. We chose to use the more objective, masked, outcome of ocular chlamydia infection by PCR in our study. Note that we did include the clinical exam in the multivariate predictor model of infection by design, because TF and TI are consequences
of infection rather than causes
of it. However, in a different context, programs that have access to clinical surveys may be interested in the associated level of infection that we have measured here (). It is important to keep in mind the clinical exam for trachoma (TF) is close to 90% sensitive but only 30% specific in latent class analysis, leading to overtreatment in some situations 
. Furthermore, the poor correlation between the clinical signs of trachoma and the laboratory evidence of infection with C. trachomatis
, becomes more problematic as the community-level of infection decreases following mass treatment 
. Nevertheless, the clinical exam is inexpensive and easy to perform. It will remain an important tool for the WHO in their treatment guidelines and continued efforts to understand the relationship between clinical trachoma and infection with the causative bacteria is critical.
Multivariate analysis of clinical trachoma as a predictor of chlamydia infection in children 0–5 years.
There are several limitations to this study. First, we evaluated only a sample of sentinel children in the communities rather than all individuals and this may have produced bias in our estimates. Note that laboratory workers were masked to the identities of the sentinel children chosen and the communities in which they lived. Second, although all of the selected communities for inclusion in the study were evaluated successfully as planned, some individuals who were randomly selected for inclusion were missing; if individuals were not missing at random, this could also have created bias. All analyses were done on an intention-to-treat basis with no adjustments for missing individuals. Third, the evidence for risk factors of infectious ocular chlamydia that we have found in rural Niger may not be generalizable to other trachoma-endemic areas in other countries and continents because of differences in important, unmeasured cultural or environmental characteristics. The finding that more years of education of the head of household is associated with higher levels of chlamydia infection is counterintuitive. The study questionnaire asked specifically for the number of years of formal education that were completed. Religious education, a form of learning that is very common in this area, was not included in this estimate. If the education of adults is by methods other than formal education in households, our measurement could have been an underestimate of the total amount of education interfering with our ability to capture an association with infection.
In summary, we have found that facial flies and years of education of the head of the household are associated with community-level prevalence of ocular chlamydia infection.

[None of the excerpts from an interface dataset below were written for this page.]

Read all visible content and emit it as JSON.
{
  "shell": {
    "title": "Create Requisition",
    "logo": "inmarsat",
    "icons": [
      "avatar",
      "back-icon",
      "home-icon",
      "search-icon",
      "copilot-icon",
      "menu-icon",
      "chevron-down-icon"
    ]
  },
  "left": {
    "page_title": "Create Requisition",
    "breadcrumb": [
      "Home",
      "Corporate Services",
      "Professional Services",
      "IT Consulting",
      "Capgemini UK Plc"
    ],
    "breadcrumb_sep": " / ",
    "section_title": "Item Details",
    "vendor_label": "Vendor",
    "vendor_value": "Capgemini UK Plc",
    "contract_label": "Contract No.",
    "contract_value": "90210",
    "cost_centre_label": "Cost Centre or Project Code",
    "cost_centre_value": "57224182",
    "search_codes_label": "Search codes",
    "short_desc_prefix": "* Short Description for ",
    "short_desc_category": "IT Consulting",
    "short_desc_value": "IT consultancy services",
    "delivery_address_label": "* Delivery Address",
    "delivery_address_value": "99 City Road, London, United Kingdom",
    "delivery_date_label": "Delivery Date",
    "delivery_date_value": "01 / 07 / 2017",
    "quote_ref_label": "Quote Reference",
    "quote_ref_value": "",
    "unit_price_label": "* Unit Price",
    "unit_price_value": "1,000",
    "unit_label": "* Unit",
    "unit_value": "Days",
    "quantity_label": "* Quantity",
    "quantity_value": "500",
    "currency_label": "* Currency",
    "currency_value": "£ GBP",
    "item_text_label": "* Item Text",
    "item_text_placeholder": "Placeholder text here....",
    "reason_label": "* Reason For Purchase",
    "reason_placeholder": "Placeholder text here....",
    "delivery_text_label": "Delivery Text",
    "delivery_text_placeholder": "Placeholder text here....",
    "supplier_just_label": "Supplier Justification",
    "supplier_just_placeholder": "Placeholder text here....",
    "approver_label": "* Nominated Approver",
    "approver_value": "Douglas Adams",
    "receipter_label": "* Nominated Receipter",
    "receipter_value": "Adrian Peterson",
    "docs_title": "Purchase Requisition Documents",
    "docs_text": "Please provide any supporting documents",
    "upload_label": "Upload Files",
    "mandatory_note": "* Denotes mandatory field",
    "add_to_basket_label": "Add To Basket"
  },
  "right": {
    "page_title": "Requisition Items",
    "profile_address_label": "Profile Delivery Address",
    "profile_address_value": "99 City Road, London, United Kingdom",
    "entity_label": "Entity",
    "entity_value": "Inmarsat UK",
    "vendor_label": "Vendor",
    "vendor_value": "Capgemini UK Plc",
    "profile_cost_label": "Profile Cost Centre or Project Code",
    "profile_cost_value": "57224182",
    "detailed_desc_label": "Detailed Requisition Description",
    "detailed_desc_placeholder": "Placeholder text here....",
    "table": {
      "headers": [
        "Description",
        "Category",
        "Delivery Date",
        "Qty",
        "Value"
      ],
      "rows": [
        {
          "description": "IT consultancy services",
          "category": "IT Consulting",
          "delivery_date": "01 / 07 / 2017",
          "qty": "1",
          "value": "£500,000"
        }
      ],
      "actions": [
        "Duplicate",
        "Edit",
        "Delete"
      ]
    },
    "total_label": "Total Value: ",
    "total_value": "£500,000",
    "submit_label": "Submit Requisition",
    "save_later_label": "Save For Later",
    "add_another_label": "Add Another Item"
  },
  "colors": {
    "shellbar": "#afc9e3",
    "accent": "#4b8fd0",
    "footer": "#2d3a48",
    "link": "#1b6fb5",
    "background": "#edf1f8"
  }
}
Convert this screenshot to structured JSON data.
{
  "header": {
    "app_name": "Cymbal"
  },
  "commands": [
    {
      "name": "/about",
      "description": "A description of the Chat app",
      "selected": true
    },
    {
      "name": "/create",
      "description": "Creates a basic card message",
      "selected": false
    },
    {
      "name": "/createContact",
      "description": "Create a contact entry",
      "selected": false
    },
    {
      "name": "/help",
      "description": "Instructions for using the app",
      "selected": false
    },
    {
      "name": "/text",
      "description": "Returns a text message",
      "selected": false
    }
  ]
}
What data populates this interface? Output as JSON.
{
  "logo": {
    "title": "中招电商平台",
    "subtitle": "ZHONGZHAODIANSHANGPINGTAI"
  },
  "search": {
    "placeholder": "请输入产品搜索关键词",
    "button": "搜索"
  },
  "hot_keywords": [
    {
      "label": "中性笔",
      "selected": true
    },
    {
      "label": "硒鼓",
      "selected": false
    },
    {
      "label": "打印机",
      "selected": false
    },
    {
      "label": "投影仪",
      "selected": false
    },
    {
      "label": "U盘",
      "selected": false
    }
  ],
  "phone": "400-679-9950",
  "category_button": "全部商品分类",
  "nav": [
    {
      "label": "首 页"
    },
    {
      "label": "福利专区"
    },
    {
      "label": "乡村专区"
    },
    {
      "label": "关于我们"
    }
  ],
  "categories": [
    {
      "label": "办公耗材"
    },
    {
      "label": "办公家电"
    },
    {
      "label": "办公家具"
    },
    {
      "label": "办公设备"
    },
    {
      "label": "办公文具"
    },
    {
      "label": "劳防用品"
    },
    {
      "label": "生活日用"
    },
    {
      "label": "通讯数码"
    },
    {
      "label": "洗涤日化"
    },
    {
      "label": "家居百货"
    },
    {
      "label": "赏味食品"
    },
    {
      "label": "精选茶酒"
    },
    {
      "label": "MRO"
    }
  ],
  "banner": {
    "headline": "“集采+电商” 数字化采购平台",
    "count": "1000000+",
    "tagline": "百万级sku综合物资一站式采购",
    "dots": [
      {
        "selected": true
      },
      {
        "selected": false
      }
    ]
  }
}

Further analyses will be performed as treatment begins in the study and continues over the next 3 years.